** Exercise **
Repeat back the listing below, word for word and in full.

** Information given **

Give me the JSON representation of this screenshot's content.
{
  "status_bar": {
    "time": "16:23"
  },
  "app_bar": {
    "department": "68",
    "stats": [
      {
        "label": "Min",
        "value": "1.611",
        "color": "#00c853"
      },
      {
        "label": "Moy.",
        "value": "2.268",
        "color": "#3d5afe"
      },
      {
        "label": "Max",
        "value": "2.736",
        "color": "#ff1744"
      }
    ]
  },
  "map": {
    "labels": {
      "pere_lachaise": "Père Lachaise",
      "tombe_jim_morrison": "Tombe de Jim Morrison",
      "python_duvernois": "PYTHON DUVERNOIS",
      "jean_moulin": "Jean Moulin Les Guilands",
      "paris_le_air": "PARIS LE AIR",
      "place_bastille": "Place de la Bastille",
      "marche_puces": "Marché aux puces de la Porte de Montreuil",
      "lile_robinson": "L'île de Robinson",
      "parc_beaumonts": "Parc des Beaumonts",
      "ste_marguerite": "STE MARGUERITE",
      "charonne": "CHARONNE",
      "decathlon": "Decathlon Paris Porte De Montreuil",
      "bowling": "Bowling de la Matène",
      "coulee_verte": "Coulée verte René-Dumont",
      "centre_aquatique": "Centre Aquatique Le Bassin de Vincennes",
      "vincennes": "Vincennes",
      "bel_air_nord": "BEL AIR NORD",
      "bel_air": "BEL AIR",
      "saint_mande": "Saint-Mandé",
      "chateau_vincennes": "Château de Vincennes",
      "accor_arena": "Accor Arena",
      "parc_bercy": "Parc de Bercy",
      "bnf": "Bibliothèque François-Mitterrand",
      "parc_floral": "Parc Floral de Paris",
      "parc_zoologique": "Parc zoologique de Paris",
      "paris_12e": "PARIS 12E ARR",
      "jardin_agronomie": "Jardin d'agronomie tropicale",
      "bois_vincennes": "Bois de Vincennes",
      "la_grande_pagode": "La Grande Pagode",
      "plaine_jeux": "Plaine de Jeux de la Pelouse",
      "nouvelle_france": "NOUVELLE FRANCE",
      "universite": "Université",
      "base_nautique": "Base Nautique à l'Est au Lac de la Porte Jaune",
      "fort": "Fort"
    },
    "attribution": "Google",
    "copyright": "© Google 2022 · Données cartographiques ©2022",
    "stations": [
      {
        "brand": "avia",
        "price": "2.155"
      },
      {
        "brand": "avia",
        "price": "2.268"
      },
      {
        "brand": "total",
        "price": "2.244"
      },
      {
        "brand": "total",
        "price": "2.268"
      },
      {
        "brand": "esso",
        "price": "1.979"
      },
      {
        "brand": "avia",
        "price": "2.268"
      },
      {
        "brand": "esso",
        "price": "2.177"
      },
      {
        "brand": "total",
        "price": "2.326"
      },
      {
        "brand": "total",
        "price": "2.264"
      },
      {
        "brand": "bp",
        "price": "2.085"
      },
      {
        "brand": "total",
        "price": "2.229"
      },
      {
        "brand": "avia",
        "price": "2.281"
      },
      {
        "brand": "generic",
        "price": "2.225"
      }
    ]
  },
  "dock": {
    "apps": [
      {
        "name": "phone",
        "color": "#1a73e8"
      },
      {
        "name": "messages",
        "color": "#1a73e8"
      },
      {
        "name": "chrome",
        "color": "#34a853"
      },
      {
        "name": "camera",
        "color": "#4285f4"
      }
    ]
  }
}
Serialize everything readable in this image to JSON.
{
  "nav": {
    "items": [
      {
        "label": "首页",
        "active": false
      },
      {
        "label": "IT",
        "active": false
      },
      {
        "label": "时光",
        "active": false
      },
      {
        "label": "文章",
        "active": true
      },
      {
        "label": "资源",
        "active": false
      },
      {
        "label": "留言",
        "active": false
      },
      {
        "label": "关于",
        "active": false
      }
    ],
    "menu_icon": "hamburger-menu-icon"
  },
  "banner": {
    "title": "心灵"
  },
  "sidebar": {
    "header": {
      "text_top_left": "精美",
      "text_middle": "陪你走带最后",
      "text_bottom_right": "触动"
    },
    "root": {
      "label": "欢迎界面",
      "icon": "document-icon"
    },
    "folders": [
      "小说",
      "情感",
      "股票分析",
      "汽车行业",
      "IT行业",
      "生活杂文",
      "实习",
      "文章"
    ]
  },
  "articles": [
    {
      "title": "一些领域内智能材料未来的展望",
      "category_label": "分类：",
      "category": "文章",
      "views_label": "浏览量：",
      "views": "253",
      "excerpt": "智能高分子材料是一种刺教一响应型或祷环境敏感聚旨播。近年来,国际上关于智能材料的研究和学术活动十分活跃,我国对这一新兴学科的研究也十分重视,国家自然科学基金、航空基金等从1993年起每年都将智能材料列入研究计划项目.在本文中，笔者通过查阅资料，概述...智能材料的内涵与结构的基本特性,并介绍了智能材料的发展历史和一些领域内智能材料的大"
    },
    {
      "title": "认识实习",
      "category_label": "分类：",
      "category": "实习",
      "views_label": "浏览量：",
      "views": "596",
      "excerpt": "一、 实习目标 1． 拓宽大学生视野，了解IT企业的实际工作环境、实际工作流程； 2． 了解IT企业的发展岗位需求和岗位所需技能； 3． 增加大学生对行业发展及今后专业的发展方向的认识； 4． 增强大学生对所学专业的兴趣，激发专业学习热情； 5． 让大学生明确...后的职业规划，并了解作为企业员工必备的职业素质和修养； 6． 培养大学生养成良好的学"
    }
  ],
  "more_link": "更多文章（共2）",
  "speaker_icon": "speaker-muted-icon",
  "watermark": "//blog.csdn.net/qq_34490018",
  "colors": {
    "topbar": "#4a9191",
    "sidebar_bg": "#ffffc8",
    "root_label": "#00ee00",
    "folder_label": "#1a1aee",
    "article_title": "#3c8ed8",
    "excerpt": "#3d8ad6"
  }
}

** Response area **
Give me the JSON representation of this screenshot's content.
{
  "status_bar": {
    "time": "16:23"
  },
  "app_bar": {
    "department": "68",
    "stats": [
      {
        "label": "Min",
        "value": "1.611",
        "color": "#00c853"
      },
      {
        "label": "Moy.",
        "value": "2.268",
        "color": "#3d5afe"
      },
      {
        "label": "Max",
        "value": "2.736",
        "color": "#ff1744"
      }
    ]
  },
  "map": {
    "labels": {
      "pere_lachaise": "Père Lachaise",
      "tombe_jim_morrison": "Tombe de Jim Morrison",
      "python_duvernois": "PYTHON DUVERNOIS",
      "jean_moulin": "Jean Moulin Les Guilands",
      "paris_le_air": "PARIS LE AIR",
      "place_bastille": "Place de la Bastille",
      "marche_puces": "Marché aux puces de la Porte de Montreuil",
      "lile_robinson": "L'île de Robinson",
      "parc_beaumonts": "Parc des Beaumonts",
      "ste_marguerite": "STE MARGUERITE",
      "charonne": "CHARONNE",
      "decathlon": "Decathlon Paris Porte De Montreuil",
      "bowling": "Bowling de la Matène",
      "coulee_verte": "Coulée verte René-Dumont",
      "centre_aquatique": "Centre Aquatique Le Bassin de Vincennes",
      "vincennes": "Vincennes",
      "bel_air_nord": "BEL AIR NORD",
      "bel_air": "BEL AIR",
      "saint_mande": "Saint-Mandé",
      "chateau_vincennes": "Château de Vincennes",
      "accor_arena": "Accor Arena",
      "parc_bercy": "Parc de Bercy",
      "bnf": "Bibliothèque François-Mitterrand",
      "parc_floral": "Parc Floral de Paris",
      "parc_zoologique": "Parc zoologique de Paris",
      "paris_12e": "PARIS 12E ARR",
      "jardin_agronomie": "Jardin d'agronomie tropicale",
      "bois_vincennes": "Bois de Vincennes",
      "la_grande_pagode": "La Grande Pagode",
      "plaine_jeux": "Plaine de Jeux de la Pelouse",
      "nouvelle_france": "NOUVELLE FRANCE",
      "universite": "Université",
      "base_nautique": "Base Nautique à l'Est au Lac de la Porte Jaune",
      "fort": "Fort"
    },
    "attribution": "Google",
    "copyright": "© Google 2022 · Données cartographiques ©2022",
    "stations": [
      {
        "brand": "avia",
        "price": "2.155"
      },
      {
        "brand": "avia",
        "price": "2.268"
      },
      {
        "brand": "total",
        "price": "2.244"
      },
      {
        "brand": "total",
        "price": "2.268"
      },
      {
        "brand": "esso",
        "price": "1.979"
      },
      {
        "brand": "avia",
        "price": "2.268"
      },
      {
        "brand": "esso",
        "price": "2.177"
      },
      {
        "brand": "total",
        "price": "2.326"
      },
      {
        "brand": "total",
        "price": "2.264"
      },
      {
        "brand": "bp",
        "price": "2.085"
      },
      {
        "brand": "total",
        "price": "2.229"
      },
      {
        "brand": "avia",
        "price": "2.281"
      },
      {
        "brand": "generic",
        "price": "2.225"
      }
    ]
  },
  "dock": {
    "apps": [
      {
        "name": "phone",
        "color": "#1a73e8"
      },
      {
        "name": "messages",
        "color": "#1a73e8"
      },
      {
        "name": "chrome",
        "color": "#34a853"
      },
      {
        "name": "camera",
        "color": "#4285f4"
      }
    ]
  }
}
Serialize everything readable in this image to JSON.
{
  "nav": {
    "items": [
      {
        "label": "首页",
        "active": false
      },
      {
        "label": "IT",
        "active": false
      },
      {
        "label": "时光",
        "active": false
      },
      {
        "label": "文章",
        "active": true
      },
      {
        "label": "资源",
        "active": false
      },
      {
        "label": "留言",
        "active": false
      },
      {
        "label": "关于",
        "active": false
      }
    ],
    "menu_icon": "hamburger-menu-icon"
  },
  "banner": {
    "title": "心灵"
  },
  "sidebar": {
    "header": {
      "text_top_left": "精美",
      "text_middle": "陪你走带最后",
      "text_bottom_right": "触动"
    },
    "root": {
      "label": "欢迎界面",
      "icon": "document-icon"
    },
    "folders": [
      "小说",
      "情感",
      "股票分析",
      "汽车行业",
      "IT行业",
      "生活杂文",
      "实习",
      "文章"
    ]
  },
  "articles": [
    {
      "title": "一些领域内智能材料未来的展望",
      "category_label": "分类：",
      "category": "文章",
      "views_label": "浏览量：",
      "views": "253",
      "excerpt": "智能高分子材料是一种刺教一响应型或祷环境敏感聚旨播。近年来,国际上关于智能材料的研究和学术活动十分活跃,我国对这一新兴学科的研究也十分重视,国家自然科学基金、航空基金等从1993年起每年都将智能材料列入研究计划项目.在本文中，笔者通过查阅资料，概述...智能材料的内涵与结构的基本特性,并介绍了智能材料的发展历史和一些领域内智能材料的大"
    },
    {
      "title": "认识实习",
      "category_label": "分类：",
      "category": "实习",
      "views_label": "浏览量：",
      "views": "596",
      "excerpt": "一、 实习目标 1． 拓宽大学生视野，了解IT企业的实际工作环境、实际工作流程； 2． 了解IT企业的发展岗位需求和岗位所需技能； 3． 增加大学生对行业发展及今后专业的发展方向的认识； 4． 增强大学生对所学专业的兴趣，激发专业学习热情； 5． 让大学生明确...后的职业规划，并了解作为企业员工必备的职业素质和修养； 6． 培养大学生养成良好的学"
    }
  ],
  "more_link": "更多文章（共2）",
  "speaker_icon": "speaker-muted-icon",
  "watermark": "//blog.csdn.net/qq_34490018",
  "colors": {
    "topbar": "#4a9191",
    "sidebar_bg": "#ffffc8",
    "root_label": "#00ee00",
    "folder_label": "#1a1aee",
    "article_title": "#3c8ed8",
    "excerpt": "#3d8ad6"
  }
}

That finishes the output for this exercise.